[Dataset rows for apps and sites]
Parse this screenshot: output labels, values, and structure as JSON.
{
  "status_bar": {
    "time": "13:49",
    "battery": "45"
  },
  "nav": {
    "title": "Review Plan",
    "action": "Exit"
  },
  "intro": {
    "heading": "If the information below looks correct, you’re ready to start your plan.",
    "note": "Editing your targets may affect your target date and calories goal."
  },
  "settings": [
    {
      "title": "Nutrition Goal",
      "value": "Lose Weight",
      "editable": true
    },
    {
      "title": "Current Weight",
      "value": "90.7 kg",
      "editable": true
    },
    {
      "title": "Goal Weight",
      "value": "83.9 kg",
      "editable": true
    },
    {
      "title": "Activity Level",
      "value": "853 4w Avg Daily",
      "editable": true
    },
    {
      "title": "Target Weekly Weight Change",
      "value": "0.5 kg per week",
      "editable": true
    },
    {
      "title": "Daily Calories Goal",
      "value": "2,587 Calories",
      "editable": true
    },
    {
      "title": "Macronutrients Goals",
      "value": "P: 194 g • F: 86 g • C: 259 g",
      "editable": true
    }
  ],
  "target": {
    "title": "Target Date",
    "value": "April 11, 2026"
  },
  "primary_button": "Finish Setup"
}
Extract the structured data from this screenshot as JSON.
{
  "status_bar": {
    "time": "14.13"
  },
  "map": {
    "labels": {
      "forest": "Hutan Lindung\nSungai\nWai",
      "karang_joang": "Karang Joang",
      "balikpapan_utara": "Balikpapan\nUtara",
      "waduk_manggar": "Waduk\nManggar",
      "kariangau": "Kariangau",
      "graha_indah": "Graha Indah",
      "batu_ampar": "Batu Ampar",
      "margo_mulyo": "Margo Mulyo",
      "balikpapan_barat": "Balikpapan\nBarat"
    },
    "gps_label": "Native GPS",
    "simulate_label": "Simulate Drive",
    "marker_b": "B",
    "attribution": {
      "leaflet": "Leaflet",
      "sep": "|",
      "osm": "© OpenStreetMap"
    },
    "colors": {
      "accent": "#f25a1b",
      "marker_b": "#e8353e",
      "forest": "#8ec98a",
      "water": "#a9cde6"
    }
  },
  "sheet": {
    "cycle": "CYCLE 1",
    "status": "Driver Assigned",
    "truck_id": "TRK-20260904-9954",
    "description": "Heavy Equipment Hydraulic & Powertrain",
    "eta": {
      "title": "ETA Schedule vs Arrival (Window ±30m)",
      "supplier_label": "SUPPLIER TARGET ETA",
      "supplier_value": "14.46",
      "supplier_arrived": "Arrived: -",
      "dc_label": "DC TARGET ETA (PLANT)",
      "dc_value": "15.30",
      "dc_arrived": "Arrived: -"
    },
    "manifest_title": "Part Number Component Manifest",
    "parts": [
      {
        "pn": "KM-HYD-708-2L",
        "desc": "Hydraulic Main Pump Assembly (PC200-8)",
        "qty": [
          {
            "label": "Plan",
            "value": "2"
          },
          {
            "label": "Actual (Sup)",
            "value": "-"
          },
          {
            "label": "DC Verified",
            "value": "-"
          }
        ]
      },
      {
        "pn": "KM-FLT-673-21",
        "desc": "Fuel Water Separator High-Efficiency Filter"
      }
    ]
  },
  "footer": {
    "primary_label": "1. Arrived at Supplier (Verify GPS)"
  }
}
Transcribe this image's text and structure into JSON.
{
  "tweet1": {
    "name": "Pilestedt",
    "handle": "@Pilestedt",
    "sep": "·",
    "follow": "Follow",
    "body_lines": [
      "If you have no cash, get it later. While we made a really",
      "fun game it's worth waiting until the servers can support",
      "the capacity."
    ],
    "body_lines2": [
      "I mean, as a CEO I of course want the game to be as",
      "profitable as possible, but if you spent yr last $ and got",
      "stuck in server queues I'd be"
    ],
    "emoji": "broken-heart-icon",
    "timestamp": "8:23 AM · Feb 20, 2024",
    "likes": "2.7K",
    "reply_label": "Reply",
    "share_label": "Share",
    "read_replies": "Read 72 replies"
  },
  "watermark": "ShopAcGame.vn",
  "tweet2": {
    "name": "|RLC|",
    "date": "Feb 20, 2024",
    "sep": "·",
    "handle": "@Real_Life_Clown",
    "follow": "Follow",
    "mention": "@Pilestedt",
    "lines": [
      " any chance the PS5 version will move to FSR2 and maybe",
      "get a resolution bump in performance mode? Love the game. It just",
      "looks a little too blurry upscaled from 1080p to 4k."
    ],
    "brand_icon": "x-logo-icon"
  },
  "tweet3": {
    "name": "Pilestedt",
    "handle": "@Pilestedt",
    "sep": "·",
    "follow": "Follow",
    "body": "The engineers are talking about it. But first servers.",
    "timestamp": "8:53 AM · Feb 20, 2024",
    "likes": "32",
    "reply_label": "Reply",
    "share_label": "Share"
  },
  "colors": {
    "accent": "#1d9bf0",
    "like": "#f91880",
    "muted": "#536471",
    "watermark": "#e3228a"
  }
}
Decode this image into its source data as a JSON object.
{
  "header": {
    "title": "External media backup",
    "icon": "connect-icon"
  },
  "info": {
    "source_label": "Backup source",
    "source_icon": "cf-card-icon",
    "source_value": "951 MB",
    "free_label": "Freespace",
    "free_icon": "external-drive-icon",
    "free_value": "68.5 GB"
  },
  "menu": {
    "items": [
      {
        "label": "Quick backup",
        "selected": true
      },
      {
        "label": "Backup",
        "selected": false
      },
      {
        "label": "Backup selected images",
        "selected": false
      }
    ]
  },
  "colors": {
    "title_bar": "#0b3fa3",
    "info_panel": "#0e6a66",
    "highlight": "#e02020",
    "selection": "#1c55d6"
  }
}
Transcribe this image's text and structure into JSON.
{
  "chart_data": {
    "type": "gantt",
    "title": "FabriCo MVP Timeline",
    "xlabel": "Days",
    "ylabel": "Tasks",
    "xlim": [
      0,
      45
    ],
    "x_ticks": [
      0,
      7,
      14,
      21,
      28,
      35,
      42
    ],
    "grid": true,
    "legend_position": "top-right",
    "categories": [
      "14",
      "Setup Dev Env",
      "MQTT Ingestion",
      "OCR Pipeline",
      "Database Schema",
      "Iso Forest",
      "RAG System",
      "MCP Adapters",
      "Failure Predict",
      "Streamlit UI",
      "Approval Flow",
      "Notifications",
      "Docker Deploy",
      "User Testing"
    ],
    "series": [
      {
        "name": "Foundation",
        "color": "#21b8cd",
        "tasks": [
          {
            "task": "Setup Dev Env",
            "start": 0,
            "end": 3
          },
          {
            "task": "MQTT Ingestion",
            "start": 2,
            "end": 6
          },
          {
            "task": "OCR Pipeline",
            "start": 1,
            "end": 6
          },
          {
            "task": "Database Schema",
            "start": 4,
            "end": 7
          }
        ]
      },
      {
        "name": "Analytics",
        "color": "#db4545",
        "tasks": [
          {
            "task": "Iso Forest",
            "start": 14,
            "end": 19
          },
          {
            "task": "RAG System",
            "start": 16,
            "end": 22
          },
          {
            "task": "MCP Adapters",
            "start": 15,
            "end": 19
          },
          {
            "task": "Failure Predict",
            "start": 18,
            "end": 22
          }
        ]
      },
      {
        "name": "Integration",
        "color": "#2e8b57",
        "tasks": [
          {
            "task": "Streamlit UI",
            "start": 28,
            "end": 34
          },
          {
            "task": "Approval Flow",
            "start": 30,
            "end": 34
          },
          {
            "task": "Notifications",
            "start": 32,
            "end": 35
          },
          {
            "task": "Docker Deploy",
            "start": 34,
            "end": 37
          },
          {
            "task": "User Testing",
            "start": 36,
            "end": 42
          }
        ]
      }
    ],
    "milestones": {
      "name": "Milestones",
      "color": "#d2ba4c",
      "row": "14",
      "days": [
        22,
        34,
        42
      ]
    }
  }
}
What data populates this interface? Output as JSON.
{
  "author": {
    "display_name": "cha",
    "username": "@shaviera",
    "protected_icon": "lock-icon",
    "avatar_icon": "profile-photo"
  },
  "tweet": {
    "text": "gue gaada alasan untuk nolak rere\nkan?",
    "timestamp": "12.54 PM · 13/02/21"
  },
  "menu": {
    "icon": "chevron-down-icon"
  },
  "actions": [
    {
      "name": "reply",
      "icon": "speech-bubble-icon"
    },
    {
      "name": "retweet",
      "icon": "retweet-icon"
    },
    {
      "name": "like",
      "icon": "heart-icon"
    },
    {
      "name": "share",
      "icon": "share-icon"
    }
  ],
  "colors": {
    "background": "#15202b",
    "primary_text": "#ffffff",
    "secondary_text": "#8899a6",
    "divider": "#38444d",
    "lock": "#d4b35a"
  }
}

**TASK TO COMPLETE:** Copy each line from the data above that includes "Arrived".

**SOLUTION TO THIS EXERCISE:**
      "supplier_arrived": "Arrived: -",
      "dc_arrived": "Arrived: -"
    "primary_label": "1. Arrived at Supplier (Verify GPS)"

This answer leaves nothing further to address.